Investors can learn a lot from Phelps and the other Olympians. Like the athletes, once we dive into the market and the games begin, anything can happen. Some moments will be elating like when the unknown 15 year-old U.S. swimmer Katie Ledecky beat Olympic champions and set an American record on her way to a gold medal. And there will be surprises, too. For instance, think about Jordyn Wieber, the reigning world champion and the all-around favorite to win Olympic gold, who finished third among the American women, meaning she could not compete in the women’s all-around gymnastics competition. As they say, past performance is no guarantee of future results, right?

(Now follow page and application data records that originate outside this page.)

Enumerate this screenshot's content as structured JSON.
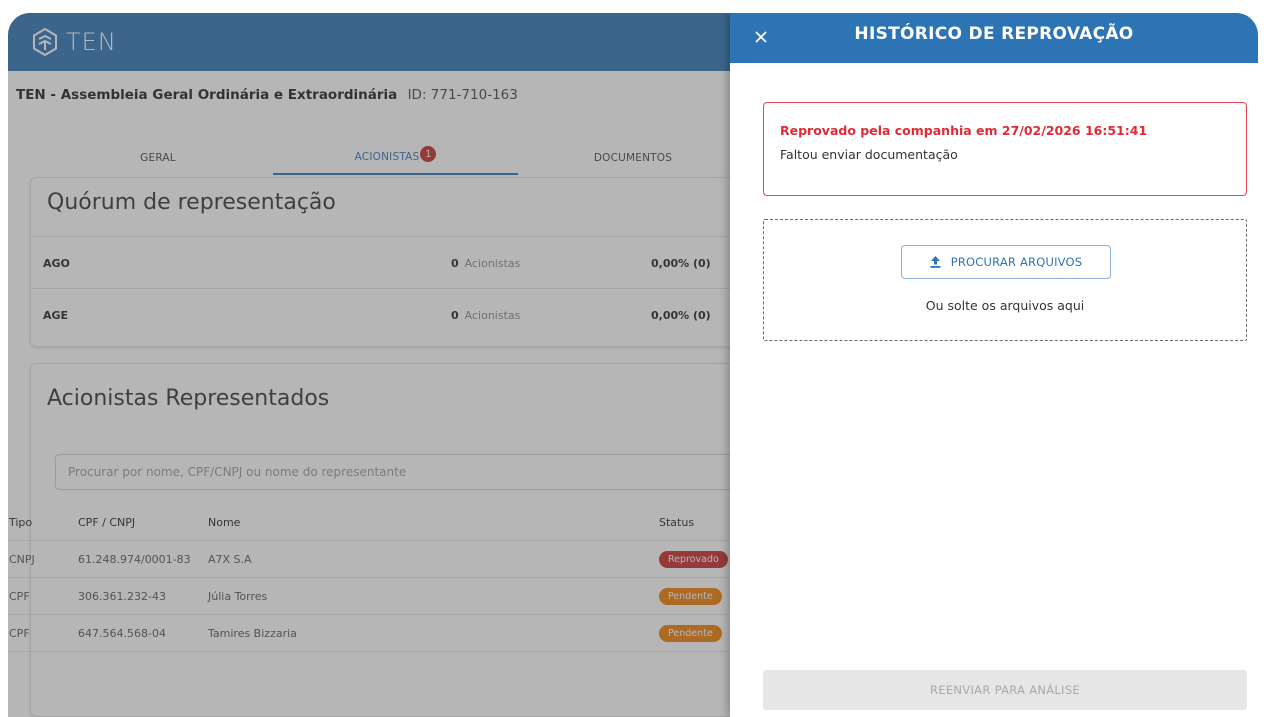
{
  "header": {
    "logo_text": "TEN"
  },
  "assembly": {
    "title": "TEN - Assembleia Geral Ordinária e Extraordinária",
    "id_label": "ID: 771-710-163"
  },
  "tabs": [
    {
      "label": "GERAL"
    },
    {
      "label": "ACIONISTAS",
      "badge": "1"
    },
    {
      "label": "DOCUMENTOS"
    }
  ],
  "quorum": {
    "title": "Quórum de representação",
    "rows": [
      {
        "label": "AGO",
        "count": "0",
        "unit": "Acionistas",
        "percent": "0,00% (0)"
      },
      {
        "label": "AGE",
        "count": "0",
        "unit": "Acionistas",
        "percent": "0,00% (0)"
      }
    ]
  },
  "shareholders": {
    "title": "Acionistas Representados",
    "search_placeholder": "Procurar por nome, CPF/CNPJ ou nome do representante",
    "columns": {
      "tipo": "Tipo",
      "doc": "CPF / CNPJ",
      "nome": "Nome",
      "status": "Status"
    },
    "rows": [
      {
        "tipo": "CNPJ",
        "doc": "61.248.974/0001-83",
        "nome": "A7X S.A",
        "status": "Reprovado",
        "status_color": "#c62828"
      },
      {
        "tipo": "CPF",
        "doc": "306.361.232-43",
        "nome": "Júlia Torres",
        "status": "Pendente",
        "status_color": "#ef7d00"
      },
      {
        "tipo": "CPF",
        "doc": "647.564.568-04",
        "nome": "Tamires Bizzaria",
        "status": "Pendente",
        "status_color": "#ef7d00"
      }
    ]
  },
  "drawer": {
    "title": "HISTÓRICO DE REPROVAÇÃO",
    "rejection": {
      "title": "Reprovado pela companhia em 27/02/2026 16:51:41",
      "message": "Faltou enviar documentação"
    },
    "upload_button": "PROCURAR ARQUIVOS",
    "drop_hint": "Ou solte os arquivos aqui",
    "resubmit_button": "REENVIAR PARA ANÁLISE"
  },
  "colors": {
    "primary": "#2d74b5",
    "danger": "#e02a35",
    "warning": "#ef7d00"
  },
  "icons": [
    "logo-icon",
    "close-icon",
    "upload-icon"
  ]
}
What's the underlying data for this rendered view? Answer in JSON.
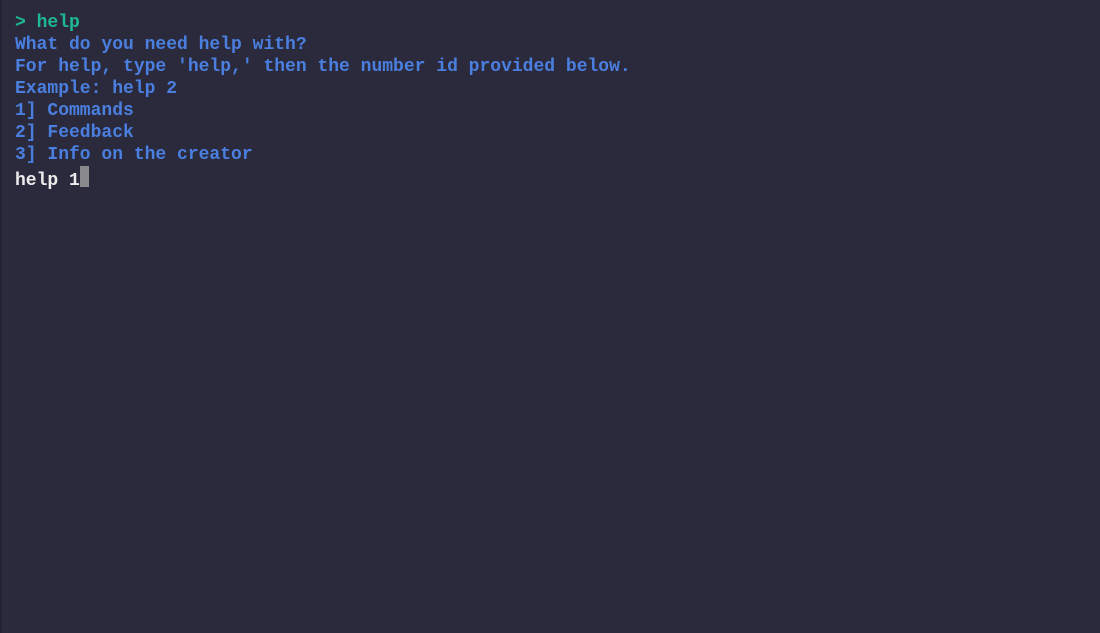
{
  "terminal": {
    "command_line": "> help",
    "output": [
      "What do you need help with?",
      "For help, type 'help,' then the number id provided below.",
      "Example: help 2",
      "1] Commands",
      "2] Feedback",
      "3] Info on the creator"
    ],
    "current_input": "help 1"
  },
  "colors": {
    "background": "#2b2a3d",
    "prompt": "#1db992",
    "output": "#4a7fe0",
    "input": "#ececec",
    "cursor": "#8a8a8e"
  }
}
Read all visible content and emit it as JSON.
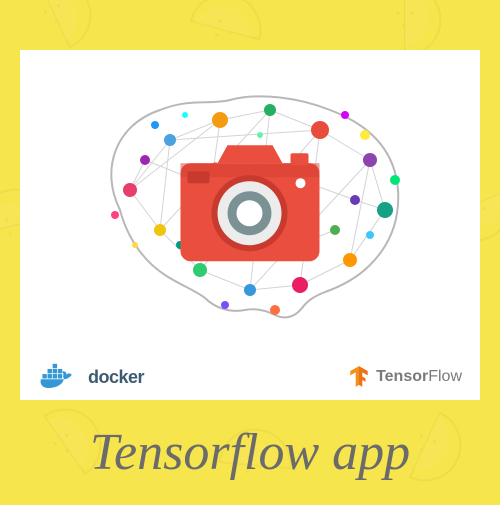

Like the more than 10,000 athletes in London who rely on their coaches to help them prepare for these highs and lows, as your trusted advisor, we help you develop a game plan that prepares for the unexpected and helps you move confidently forward to reach your goals. When the economy hits a rough patch, your investment policy statement that outlines your goals and our investment approach helps us to count the strokes to the wall, rather than throw in the towel. Your plan, with its clear future goals, keeps us energized when others feel exhausted by market volatility.
A recent piece in the New York Times, Do You Suffer from Decision Fatigue? underscores the importance of having a trusted coach and a solid plan in your corner to combat fatigue, especially in such an uncertain market. (Decision fatigue is a behavioral finance phenomenon that suggests that a series of difficult decisions can exhaust investors to the point where they fail to make good decisions.)
How fatigue impedes rational decision-making has been well documented across many fields. In fact, the Times article reports some amazing results from a year-long study of parole hearings in Israel. Surprisingly, prisoners who appeared early in the morning received parole about 70 percent of the time, while those who appeared late in the day were granted paroled less than 10 percent of the time. To account for the significant disparity in outcomes, researchers evaluated the severity of crime as well as the ethnicity and sex of the inmates, but it was the time expired in a session that drove the decisions. It was this simple — judges, having already made a number of taxing decisions that day, and that much further away from their last meal, were less willing to grant parole.
Think about that. Just like the judges who prefer the status quo later in the day, by the end of a long work day, the couch and a movie look pretty appealing. The same can hold true for a long bear market. In fact, in the investment realm, behavioral finance experts find that general decision fatigue can morph into an inability or disinterest in making any decisions at all. And that ultimately changes an investor’s worldview. Frozen in place, without a trusted advisor by their side to guide them, they see only market risk, not opportunity.
In a recent market commentary, Douglas Coté, CFA, the Chief Market Strategist at ING, provides some insight into just how much decision fatigue has affected investors in this uncertain market. In an unscientific sampling, he asked advisors, media people and institutional investors how many of ten broadly globally diversified asset classes in equity and fixed income were negative through June 2012. Their answers ranged from three to seven. However, surprise! All ten asset classes were positive through June — and July, too. And that unexpected and, frankly, unheralded performance is worthy of a gold medal! The question is how many more months of solid performance will be needed before the media’s negative point of view turns positive and weary investors wake up and re-engage with the market.
In the meantime, I hope our work together keeps your energy level high and your outlook positive.